### ACTIVITY
Your answer must be an exact copy of the records, with no pictures included.

(Records from a collection)
◇ ◇ ◇ ◇ ◇ ◇ ◇

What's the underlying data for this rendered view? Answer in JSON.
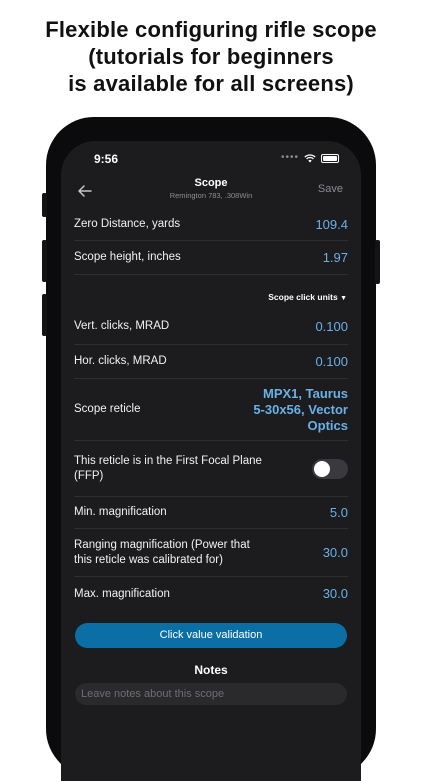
{
  "headline": [
    "Flexible configuring rifle scope",
    "(tutorials for beginners",
    "is available for all screens)"
  ],
  "status": {
    "time": "9:56"
  },
  "nav": {
    "title": "Scope",
    "subtitle": "Remington 783, .308Win",
    "save_label": "Save"
  },
  "rows": {
    "zero_distance": {
      "label": "Zero Distance, yards",
      "value": "109.4"
    },
    "scope_height": {
      "label": "Scope height, inches",
      "value": "1.97"
    },
    "click_units_label": "Scope click units",
    "vert_clicks": {
      "label": "Vert. clicks, MRAD",
      "value": "0.100"
    },
    "hor_clicks": {
      "label": "Hor. clicks, MRAD",
      "value": "0.100"
    },
    "reticle": {
      "label": "Scope reticle",
      "value": [
        "MPX1, Taurus",
        "5-30x56, Vector",
        "Optics"
      ]
    },
    "ffp": {
      "label": [
        "This reticle is in the First Focal Plane",
        "(FFP)"
      ],
      "on": false
    },
    "min_mag": {
      "label": "Min. magnification",
      "value": "5.0"
    },
    "ranging_mag": {
      "label": [
        "Ranging magnification (Power that",
        "this reticle was calibrated for)"
      ],
      "value": "30.0"
    },
    "max_mag": {
      "label": "Max. magnification",
      "value": "30.0"
    }
  },
  "validate_button": "Click value validation",
  "notes": {
    "title": "Notes",
    "placeholder": "Leave notes about this scope"
  },
  "colors": {
    "accent": "#6ab0e6",
    "button": "#0b6fa6",
    "screen_bg": "#1c1c1e"
  },
  "icons": [
    "back-arrow-icon",
    "wifi-icon",
    "battery-icon",
    "signal-dots-icon",
    "caret-down-icon"
  ]
}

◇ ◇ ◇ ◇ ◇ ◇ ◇

### RESULT FOR THIS TASK
What's the underlying data for this rendered view? Answer in JSON.
{
  "headline": [
    "Flexible configuring rifle scope",
    "(tutorials for beginners",
    "is available for all screens)"
  ],
  "status": {
    "time": "9:56"
  },
  "nav": {
    "title": "Scope",
    "subtitle": "Remington 783, .308Win",
    "save_label": "Save"
  },
  "rows": {
    "zero_distance": {
      "label": "Zero Distance, yards",
      "value": "109.4"
    },
    "scope_height": {
      "label": "Scope height, inches",
      "value": "1.97"
    },
    "click_units_label": "Scope click units",
    "vert_clicks": {
      "label": "Vert. clicks, MRAD",
      "value": "0.100"
    },
    "hor_clicks": {
      "label": "Hor. clicks, MRAD",
      "value": "0.100"
    },
    "reticle": {
      "label": "Scope reticle",
      "value": [
        "MPX1, Taurus",
        "5-30x56, Vector",
        "Optics"
      ]
    },
    "ffp": {
      "label": [
        "This reticle is in the First Focal Plane",
        "(FFP)"
      ],
      "on": false
    },
    "min_mag": {
      "label": "Min. magnification",
      "value": "5.0"
    },
    "ranging_mag": {
      "label": [
        "Ranging magnification (Power that",
        "this reticle was calibrated for)"
      ],
      "value": "30.0"
    },
    "max_mag": {
      "label": "Max. magnification",
      "value": "30.0"
    }
  },
  "validate_button": "Click value validation",
  "notes": {
    "title": "Notes",
    "placeholder": "Leave notes about this scope"
  },
  "colors": {
    "accent": "#6ab0e6",
    "button": "#0b6fa6",
    "screen_bg": "#1c1c1e"
  },
  "icons": [
    "back-arrow-icon",
    "wifi-icon",
    "battery-icon",
    "signal-dots-icon",
    "caret-down-icon"
  ]
}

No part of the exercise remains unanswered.